We all want to make our customers happy by giving them what they want and need, right? Well, it depends. Voice of the Customer (VoC) is aimed at clarifying customer wants and needs, but how you approach the process can make all the difference.
First, you must be absolutely sure that you're speaking to the right people for the right reason. Many people head out into the world to do VoC work, but they're asking random questions to the wrong people. For instance, you might be asking doctors questions about how well they like a certain surgical tool, but that particular tool might be something that's only purchased on the whim of a hospital buyer. The doctor might not have anything to do with it. This provides great usability information, but not from your true customer. The doctor will likely have input, but you need to be sure to get information from the person that's going to actually be making a buying decision.
It could be worse. Somebody in marketing says, "Let's talk to customers in the field. Find out what they want. And then we'll know how to create a product that they like that's wildly successful." And so, a marketing person meets with a doctor and asks, "What do you think of this device? What do you want?"
Given these questions, what is the doctor supposed to think? They're put on the spot, taken off-guard. And doctors typically don't understand how to dig down into levels of functionality. They may spew a few things off the top of their heads. You may get some good data and you may not. If the doctor says, "It should have a big handle sticking off the right-hand side," and you go back and make it that way, it can be a potentially huge mistake. The reason is that, in your research, you must discover the "needs behind the need."
Perhaps a better question to ask is, "What do you need to be successful when you're setting this up, holding it over the patient, or operating it as a device? What do you need to do to make sure you're successful?" Now you're at the beginning stages of understanding how to design a solution that provides its users with the things they need to be successful.
This way you don't end up just designing what the customer asks for, which can be dangerous. Henry Ford said that if he would have listened to his customers, he would have designed a faster horse. That's one of the biggest pitfalls of VoC -- just giving the customers what they ask for straight up.
Generally speaking, people don't know, off the top of their heads, without proper questioning and preparation, what they really want and need. They might have some ideas, but probing questions and structured, in-depth interviews and observations are key. Otherwise, you might just get the answer of the moment.

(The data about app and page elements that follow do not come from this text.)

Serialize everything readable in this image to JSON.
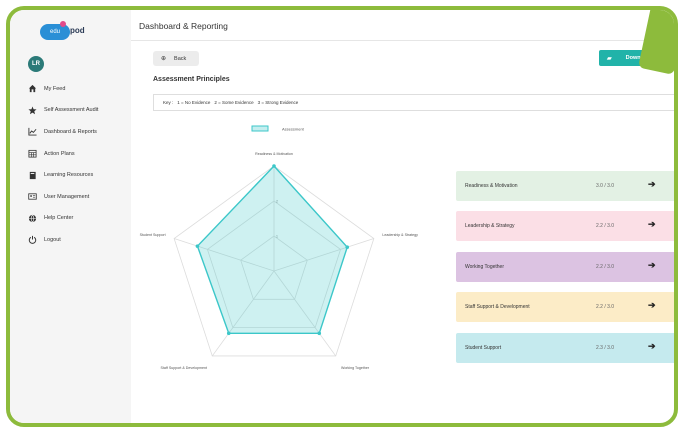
{
  "brand": {
    "logo_left": "edu",
    "logo_right": "pod"
  },
  "user": {
    "initials": "LR"
  },
  "sidebar": {
    "items": [
      {
        "label": "My Feed",
        "icon": "home-icon"
      },
      {
        "label": "Self Assessment Audit",
        "icon": "star-icon"
      },
      {
        "label": "Dashboard & Reports",
        "icon": "chart-line-icon"
      },
      {
        "label": "Action Plans",
        "icon": "calendar-grid-icon"
      },
      {
        "label": "Learning Resources",
        "icon": "book-icon"
      },
      {
        "label": "User Management",
        "icon": "id-card-icon"
      },
      {
        "label": "Help Center",
        "icon": "globe-icon"
      },
      {
        "label": "Logout",
        "icon": "power-icon"
      }
    ]
  },
  "header": {
    "title": "Dashboard & Reporting"
  },
  "toolbar": {
    "back_label": "Back",
    "download_label": "Download Reports"
  },
  "section": {
    "title": "Assessment Principles"
  },
  "key": {
    "prefix": "Key :",
    "items": [
      "1 = No Evidence",
      "2 = Some Evidence",
      "3 = Strong Evidence"
    ]
  },
  "chart_data": {
    "type": "radar",
    "legend": "Assessment",
    "axes": [
      "Readiness & Motivation",
      "Leadership & Strategy",
      "Working Together",
      "Staff Support & Development",
      "Student Support"
    ],
    "series": [
      {
        "name": "Assessment",
        "values": [
          3.0,
          2.2,
          2.2,
          2.2,
          2.3
        ]
      }
    ],
    "rmax": 3,
    "tick_labels": [
      "1",
      "2"
    ],
    "colors": {
      "line": "#3cc7c9",
      "fill": "#3cc7c9",
      "grid": "#dcdcdc"
    }
  },
  "cards": [
    {
      "label": "Readiness & Motivation",
      "score": "3.0 / 3.0",
      "bg": "#e3f1e4"
    },
    {
      "label": "Leadership & Strategy",
      "score": "2.2 / 3.0",
      "bg": "#fbdfe6"
    },
    {
      "label": "Working Together",
      "score": "2.2 / 3.0",
      "bg": "#dcc3e2"
    },
    {
      "label": "Staff Support & Development",
      "score": "2.2 / 3.0",
      "bg": "#fcecc7"
    },
    {
      "label": "Student Support",
      "score": "2.3 / 3.0",
      "bg": "#c5eaee"
    }
  ],
  "colors": {
    "frame": "#8dbb3c",
    "accent": "#21b3a9",
    "avatar": "#2b7a78"
  }
}
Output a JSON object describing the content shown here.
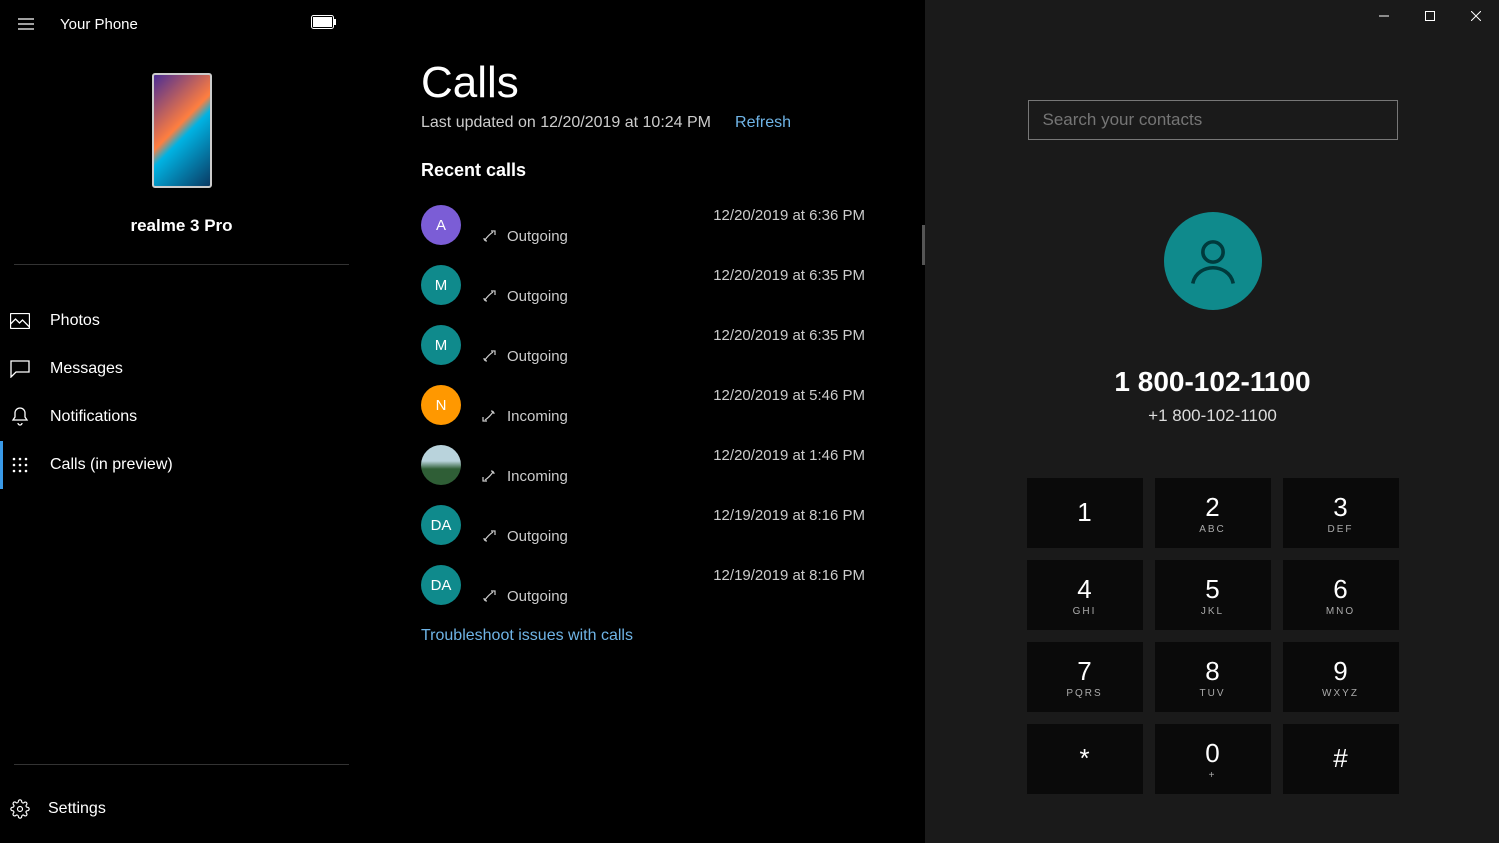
{
  "app_title": "Your Phone",
  "phone_name": "realme 3 Pro",
  "nav": [
    {
      "label": "Photos",
      "icon": "photos-icon"
    },
    {
      "label": "Messages",
      "icon": "messages-icon"
    },
    {
      "label": "Notifications",
      "icon": "notifications-icon"
    },
    {
      "label": "Calls (in preview)",
      "icon": "dialpad-icon",
      "active": true
    }
  ],
  "settings_label": "Settings",
  "page_title": "Calls",
  "last_updated": "Last updated on 12/20/2019 at 10:24 PM",
  "refresh_label": "Refresh",
  "recent_label": "Recent calls",
  "troubleshoot_label": "Troubleshoot issues with calls",
  "calls": [
    {
      "initials": "A",
      "color": "#7b5dd6",
      "direction": "Outgoing",
      "time": "12/20/2019 at 6:36 PM"
    },
    {
      "initials": "M",
      "color": "#0f8a8c",
      "direction": "Outgoing",
      "time": "12/20/2019 at 6:35 PM"
    },
    {
      "initials": "M",
      "color": "#0f8a8c",
      "direction": "Outgoing",
      "time": "12/20/2019 at 6:35 PM"
    },
    {
      "initials": "N",
      "color": "#ff9800",
      "direction": "Incoming",
      "time": "12/20/2019 at 5:46 PM"
    },
    {
      "initials": "",
      "color": "photo",
      "direction": "Incoming",
      "time": "12/20/2019 at 1:46 PM"
    },
    {
      "initials": "DA",
      "color": "#0f8a8c",
      "direction": "Outgoing",
      "time": "12/19/2019 at 8:16 PM"
    },
    {
      "initials": "DA",
      "color": "#0f8a8c",
      "direction": "Outgoing",
      "time": "12/19/2019 at 8:16 PM"
    }
  ],
  "search_placeholder": "Search your contacts",
  "contact": {
    "display_name": "1 800-102-1100",
    "number": "+1 800-102-1100"
  },
  "dialpad": [
    {
      "d": "1",
      "s": ""
    },
    {
      "d": "2",
      "s": "ABC"
    },
    {
      "d": "3",
      "s": "DEF"
    },
    {
      "d": "4",
      "s": "GHI"
    },
    {
      "d": "5",
      "s": "JKL"
    },
    {
      "d": "6",
      "s": "MNO"
    },
    {
      "d": "7",
      "s": "PQRS"
    },
    {
      "d": "8",
      "s": "TUV"
    },
    {
      "d": "9",
      "s": "WXYZ"
    },
    {
      "d": "*",
      "s": ""
    },
    {
      "d": "0",
      "s": "+"
    },
    {
      "d": "#",
      "s": ""
    }
  ]
}
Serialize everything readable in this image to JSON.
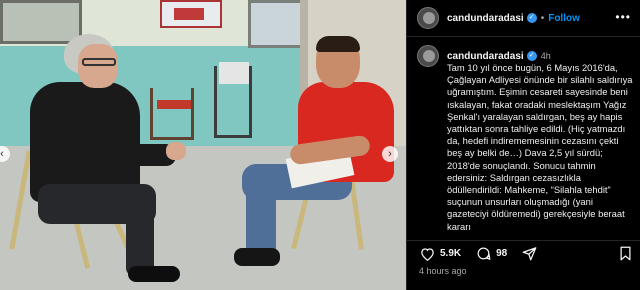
{
  "post": {
    "username": "candundaradasi",
    "verified_icon": "verified-badge-icon",
    "follow_label": "Follow",
    "more_icon": "more-options-icon"
  },
  "caption": {
    "username": "candundaradasi",
    "time": "4h",
    "text": "Tam 10 yıl önce bugün, 6 Mayıs 2016'da, Çağlayan Adliyesi önünde bir silahlı saldırıya uğramıştım. Eşimin cesareti sayesinde beni ıskalayan, fakat oradaki meslektaşım Yağız Şenkal'ı yaralayan saldırgan, beş ay hapis yattıktan sonra tahliye edildi. (Hiç yatmazdı da, hedefi indirememesinin cezasını çekti beş ay belki de…) Dava 2,5 yıl sürdü; 2018'de sonuçlandı. Sonucu tahmin edersiniz: Saldırgan cezasızlıkla ödüllendirildi: Mahkeme, “Silahla tehdit” suçunun unsurları oluşmadığı (yani gazeteciyi öldüremedi) gerekçesiyle beraat kararı"
  },
  "actions": {
    "likes": "5.9K",
    "comments": "98",
    "posted_ago": "4 hours ago"
  },
  "photo": {
    "prev_label": "‹",
    "next_label": "›"
  },
  "colors": {
    "background": "#000000",
    "link": "#0095f6",
    "verified": "#3897f0",
    "muted_text": "#a8a8a8"
  }
}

It's your job to find the right people, ask the right questions, to dig deeper, and properly prepare your users so they can provide you